There’s something to admire about Mark Medoff’s 1979 play “Children of a Lesser God” — even if the just-opened Broadway production of it starring Joshua Jackson and newcomer Lauren Ridloff at Studio 54 is only fitfully engaging and stirring. It’s been nearly 40 years since this drama about the stormy love affair between a deaf woman and a hearing man won a Tony Award for best play. Since then, stories on New York stages in which deafness is part of the dramatic conversation — let alone, the key to it — have been scarce. “Tribes,” a family drama, and Deaf West’s “Spring Awakening,” are recent ones that come to mind. And there’s also … well, that’s about it. For that reason alone “Children of a Lesser God” deserves props.
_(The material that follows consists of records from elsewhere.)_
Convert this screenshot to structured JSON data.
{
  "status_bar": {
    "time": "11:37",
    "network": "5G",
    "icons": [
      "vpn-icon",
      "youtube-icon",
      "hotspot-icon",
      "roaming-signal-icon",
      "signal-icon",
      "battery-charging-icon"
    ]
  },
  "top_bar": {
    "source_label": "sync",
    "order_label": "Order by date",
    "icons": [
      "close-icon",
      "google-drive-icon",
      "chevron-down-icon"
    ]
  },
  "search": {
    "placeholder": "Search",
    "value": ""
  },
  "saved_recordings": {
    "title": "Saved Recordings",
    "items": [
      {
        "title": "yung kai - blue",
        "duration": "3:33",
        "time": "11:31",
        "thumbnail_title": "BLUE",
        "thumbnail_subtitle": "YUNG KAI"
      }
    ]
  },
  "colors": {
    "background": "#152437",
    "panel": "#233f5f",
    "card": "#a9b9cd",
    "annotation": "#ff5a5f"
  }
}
Even better, the revival reminds that the play paints a portrait of a woman who refuses to be molded and insists on agency — an idea that couldn’t be timelier. Moreover, everything actors say, plus music cues, appear as surtitles to make the play accessible.READ THE REVIEW
April 11, 2018
Mark Medoff wrote “Children of a Lesser God” specifically for Phyllis Frelich, a deaf actress who made her professional debut as the character Sarah Norman in the 1979 production at the Mark Taper Forum and went on to play the part on Broadway the following year. The deaf actress Marlee Matlin appeared opposite William Hurt in the 1986 film version. Now, Lauren Ridloff, who starred as Sarah in the Berkshire Theater production last year, reprises the role on Broadway, continuing the tradition of deaf actresses who come out of nowhere and knock us off our feet. Ridloff is a stunning performer. As slender and graceful as a dancer, she moves like a wood nymph in costumer Dede Ayite’s gauzy dresses, and when she speaks, through American Sign Language, her flashing fingers are hypnotically seductive. There’s also a steely quality to her lithe frame — all the better to embody her character’s proud refusal to insinuate her way into the hearing world. As Sarah’s mother (Kecia Lewis, nicely done) protests to her daughter’s speech therapist, “You’re still trying to force her to speak and lip read so she can pass for hearing.”READ THE REVIEW
April 11, 2018
If there’s a more indigestible lump of bouncy 1970s pop schmaltz than Paul McCartney’s “Silly Love Songs,” right now it escapes me. It’s one of a handful of intrusive music choices that director Kenny Leon makes in the dreary Broadway revival of Children of a Lesser God, a once-groundbreaking 1979 play by Mark Medoff that today needs no help showing its age. Opening with Stevie Wonder’s “Love’s In Need of Love Today,” played before the action starts to make us absorb the lyrics, the production tips the balance away from the author’s sensitive handling of deaf politics toward the bland reaffirmation that the heart is a more powerful communication tool than the human voice. If that sounds like the melodramatic fodder of a vintage Lifetime movie, you got it. Leon’s sluggish production does eventually gather some steam in the second act, expanding beyond the banal romantic focus of impassioned teacher James Leeds (Joshua Jackson) and reluctant student Sarah Norman (Lauren Ridloff) into more complex issues. When it tightens its focus on the rights of deaf people to choose the terms on which they interact with the hearing world — weighing the virtues of American Sign Language, lip-reading, and speech with conflicting ideologies — you can see why this was an important work back in its time. But Nina Raines’ superior 2010 drama Tribes has since come along to examine related questions in a context both more compelling and less didactic. Not to mention the broader evolution of more enlightened attitudes toward the deaf community and minorities in general.READ THE REVIEW